◆ **INFORMATION**:
>>>>

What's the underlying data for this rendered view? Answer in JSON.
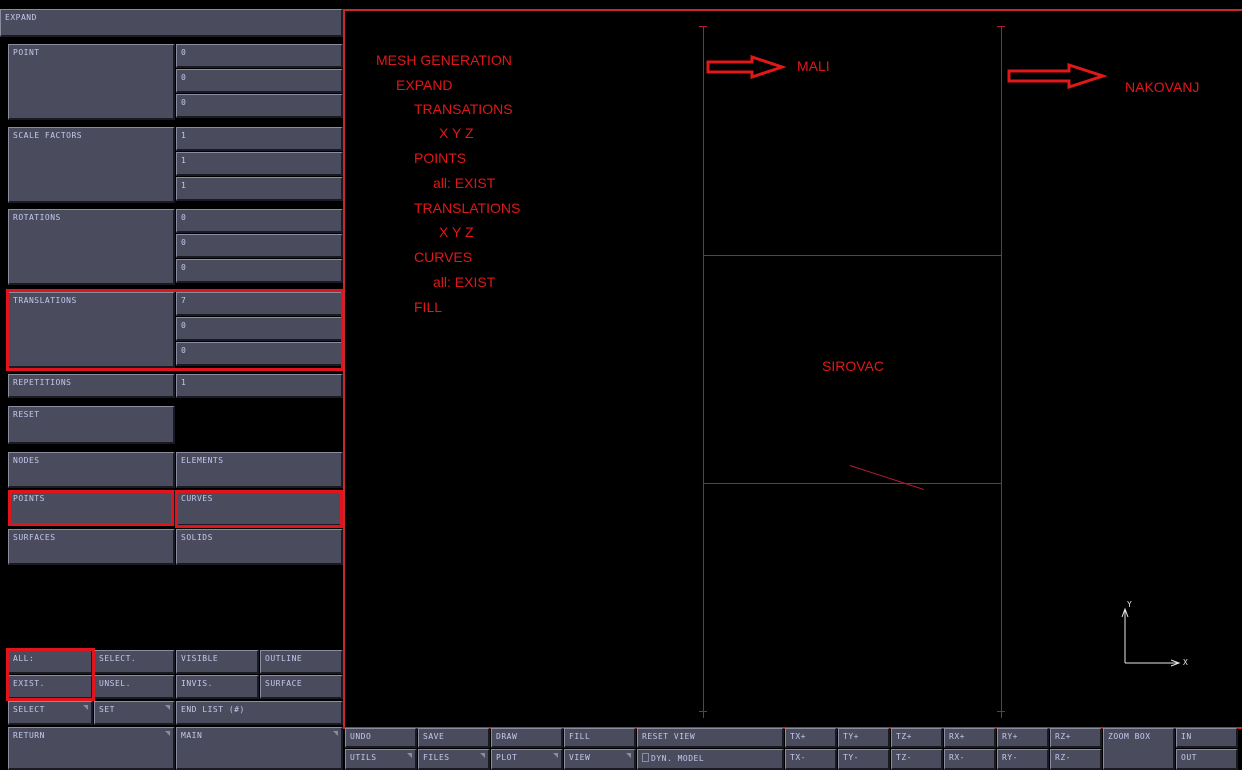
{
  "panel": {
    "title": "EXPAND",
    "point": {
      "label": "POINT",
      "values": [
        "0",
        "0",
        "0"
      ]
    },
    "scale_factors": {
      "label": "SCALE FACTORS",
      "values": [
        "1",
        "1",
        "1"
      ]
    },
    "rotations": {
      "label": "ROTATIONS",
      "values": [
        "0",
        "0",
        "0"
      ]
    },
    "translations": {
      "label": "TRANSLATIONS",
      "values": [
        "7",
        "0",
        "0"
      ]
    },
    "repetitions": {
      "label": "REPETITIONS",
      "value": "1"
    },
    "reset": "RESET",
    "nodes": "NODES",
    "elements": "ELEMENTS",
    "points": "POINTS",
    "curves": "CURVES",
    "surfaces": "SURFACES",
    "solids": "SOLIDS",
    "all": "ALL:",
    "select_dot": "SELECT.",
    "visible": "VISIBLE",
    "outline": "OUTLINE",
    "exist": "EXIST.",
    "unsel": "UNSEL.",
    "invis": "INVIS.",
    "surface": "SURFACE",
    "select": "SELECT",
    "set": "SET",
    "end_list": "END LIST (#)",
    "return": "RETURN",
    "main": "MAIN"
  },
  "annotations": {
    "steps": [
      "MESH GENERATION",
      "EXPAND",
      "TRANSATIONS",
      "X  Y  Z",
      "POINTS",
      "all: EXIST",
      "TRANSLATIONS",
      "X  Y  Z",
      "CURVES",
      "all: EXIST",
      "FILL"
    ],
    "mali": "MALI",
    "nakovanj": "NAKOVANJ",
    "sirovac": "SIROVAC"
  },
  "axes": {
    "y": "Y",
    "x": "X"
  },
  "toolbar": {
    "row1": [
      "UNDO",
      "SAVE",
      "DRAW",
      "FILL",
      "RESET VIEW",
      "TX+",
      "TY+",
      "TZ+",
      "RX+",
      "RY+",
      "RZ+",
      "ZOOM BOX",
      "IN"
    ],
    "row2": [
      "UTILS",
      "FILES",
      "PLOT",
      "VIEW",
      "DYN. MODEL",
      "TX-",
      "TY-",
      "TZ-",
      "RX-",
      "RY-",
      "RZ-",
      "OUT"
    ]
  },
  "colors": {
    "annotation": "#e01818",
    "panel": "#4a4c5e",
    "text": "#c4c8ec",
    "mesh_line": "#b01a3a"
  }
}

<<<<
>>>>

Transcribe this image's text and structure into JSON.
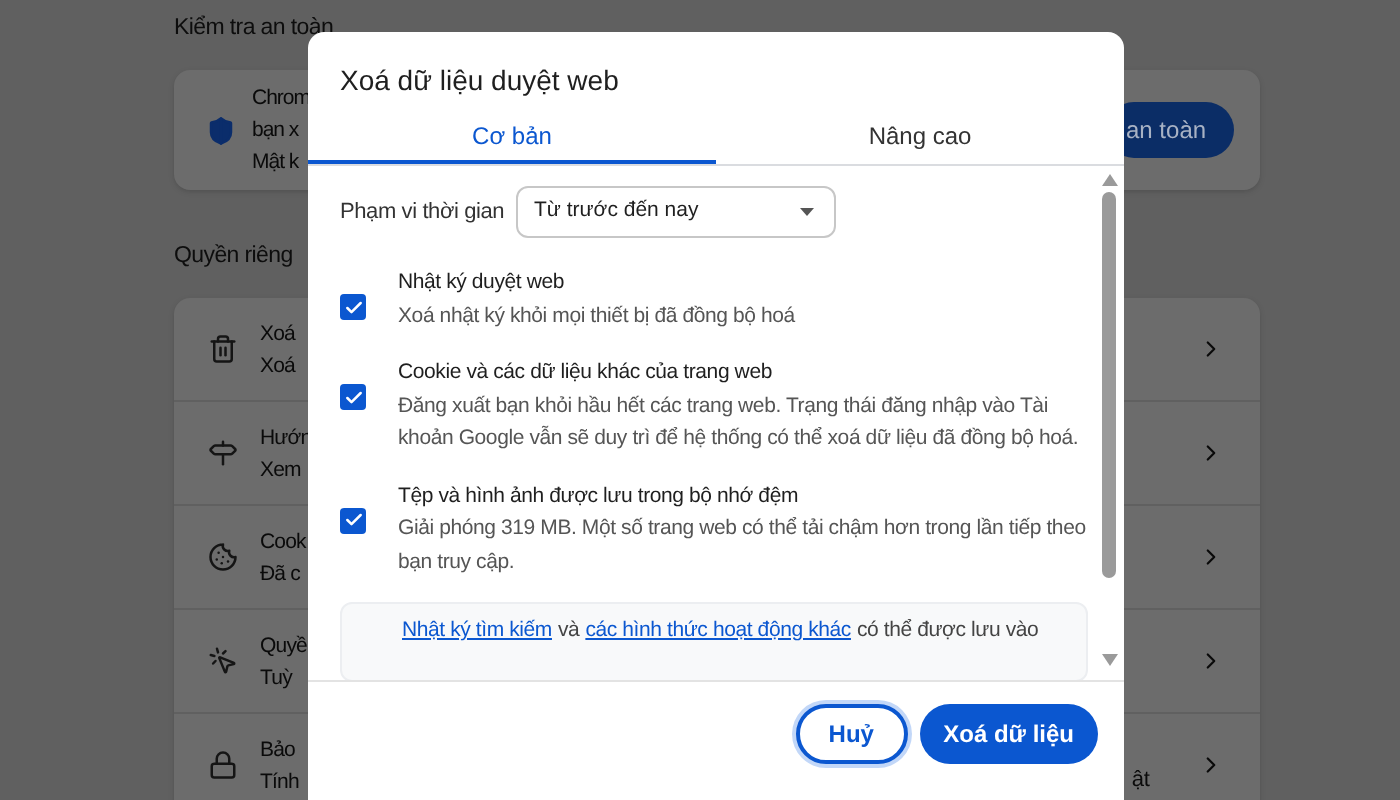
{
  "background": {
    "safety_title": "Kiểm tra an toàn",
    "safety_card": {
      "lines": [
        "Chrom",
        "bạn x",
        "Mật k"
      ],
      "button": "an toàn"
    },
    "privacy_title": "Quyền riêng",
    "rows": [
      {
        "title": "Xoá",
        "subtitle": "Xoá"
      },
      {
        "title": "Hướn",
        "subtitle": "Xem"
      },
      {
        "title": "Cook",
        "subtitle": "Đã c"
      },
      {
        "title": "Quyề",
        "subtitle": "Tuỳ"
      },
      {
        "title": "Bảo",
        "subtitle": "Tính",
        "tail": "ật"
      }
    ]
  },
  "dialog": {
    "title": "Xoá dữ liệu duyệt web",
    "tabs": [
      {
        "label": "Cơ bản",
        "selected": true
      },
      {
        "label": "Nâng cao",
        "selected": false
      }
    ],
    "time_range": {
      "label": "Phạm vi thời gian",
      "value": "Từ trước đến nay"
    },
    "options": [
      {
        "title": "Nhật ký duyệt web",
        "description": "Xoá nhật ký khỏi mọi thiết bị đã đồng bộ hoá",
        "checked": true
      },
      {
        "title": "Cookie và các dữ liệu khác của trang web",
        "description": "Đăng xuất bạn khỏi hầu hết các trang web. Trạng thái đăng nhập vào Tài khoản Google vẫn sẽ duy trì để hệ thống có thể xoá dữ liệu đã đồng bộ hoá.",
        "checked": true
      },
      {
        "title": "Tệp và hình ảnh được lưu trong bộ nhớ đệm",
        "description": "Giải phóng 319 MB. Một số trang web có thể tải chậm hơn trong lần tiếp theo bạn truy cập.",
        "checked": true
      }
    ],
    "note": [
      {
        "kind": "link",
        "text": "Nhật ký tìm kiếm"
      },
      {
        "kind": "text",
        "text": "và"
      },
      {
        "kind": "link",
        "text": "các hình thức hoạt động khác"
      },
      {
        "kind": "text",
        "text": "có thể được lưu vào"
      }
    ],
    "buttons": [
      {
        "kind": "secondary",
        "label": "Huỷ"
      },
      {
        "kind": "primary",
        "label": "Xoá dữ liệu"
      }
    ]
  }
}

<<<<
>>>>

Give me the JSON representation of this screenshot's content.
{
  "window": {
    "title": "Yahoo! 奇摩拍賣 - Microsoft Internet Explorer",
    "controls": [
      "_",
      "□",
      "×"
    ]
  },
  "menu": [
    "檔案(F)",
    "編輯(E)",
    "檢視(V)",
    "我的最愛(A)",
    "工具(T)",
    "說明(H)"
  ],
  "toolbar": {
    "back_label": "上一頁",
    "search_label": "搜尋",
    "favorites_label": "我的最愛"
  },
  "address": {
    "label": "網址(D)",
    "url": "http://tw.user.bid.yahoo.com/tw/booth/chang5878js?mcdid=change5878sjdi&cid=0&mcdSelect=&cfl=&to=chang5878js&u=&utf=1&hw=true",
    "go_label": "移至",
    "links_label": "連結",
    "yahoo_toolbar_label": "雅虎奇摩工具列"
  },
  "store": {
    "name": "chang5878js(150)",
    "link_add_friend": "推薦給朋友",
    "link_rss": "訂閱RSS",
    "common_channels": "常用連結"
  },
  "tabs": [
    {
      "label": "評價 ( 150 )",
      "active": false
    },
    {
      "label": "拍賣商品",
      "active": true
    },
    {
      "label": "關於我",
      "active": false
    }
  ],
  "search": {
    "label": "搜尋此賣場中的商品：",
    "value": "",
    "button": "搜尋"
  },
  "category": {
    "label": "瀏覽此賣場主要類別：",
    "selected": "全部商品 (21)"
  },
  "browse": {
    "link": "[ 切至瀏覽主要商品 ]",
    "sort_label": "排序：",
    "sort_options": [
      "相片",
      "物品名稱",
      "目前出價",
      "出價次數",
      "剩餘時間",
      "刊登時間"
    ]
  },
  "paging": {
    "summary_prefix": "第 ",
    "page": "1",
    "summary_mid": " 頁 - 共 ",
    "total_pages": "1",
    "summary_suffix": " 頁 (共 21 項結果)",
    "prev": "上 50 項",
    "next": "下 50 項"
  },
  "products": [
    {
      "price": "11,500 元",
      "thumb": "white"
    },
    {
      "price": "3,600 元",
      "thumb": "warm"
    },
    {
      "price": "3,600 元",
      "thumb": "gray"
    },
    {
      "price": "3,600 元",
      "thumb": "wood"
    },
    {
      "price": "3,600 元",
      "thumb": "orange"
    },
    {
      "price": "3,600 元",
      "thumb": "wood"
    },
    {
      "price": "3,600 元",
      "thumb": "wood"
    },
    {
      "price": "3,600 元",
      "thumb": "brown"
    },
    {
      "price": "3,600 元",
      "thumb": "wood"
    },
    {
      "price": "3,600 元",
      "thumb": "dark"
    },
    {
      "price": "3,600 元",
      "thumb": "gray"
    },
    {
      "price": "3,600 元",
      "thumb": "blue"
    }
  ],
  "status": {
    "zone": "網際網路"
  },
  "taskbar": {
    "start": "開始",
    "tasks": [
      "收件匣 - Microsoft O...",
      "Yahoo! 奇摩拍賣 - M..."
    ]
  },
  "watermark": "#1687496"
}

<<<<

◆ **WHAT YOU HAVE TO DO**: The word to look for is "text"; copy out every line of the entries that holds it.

◆ **TASK ANSWER**:
    "text": "#c4c8ec",
Transcribe this image's text and structure into JSON.
        "text": "Nhật ký tìm kiếm"
        "kind": "text",
        "text": "và"
        "text": "các hình thức hoạt động khác"
        "kind": "text",
        "text": "có thể được lưu vào"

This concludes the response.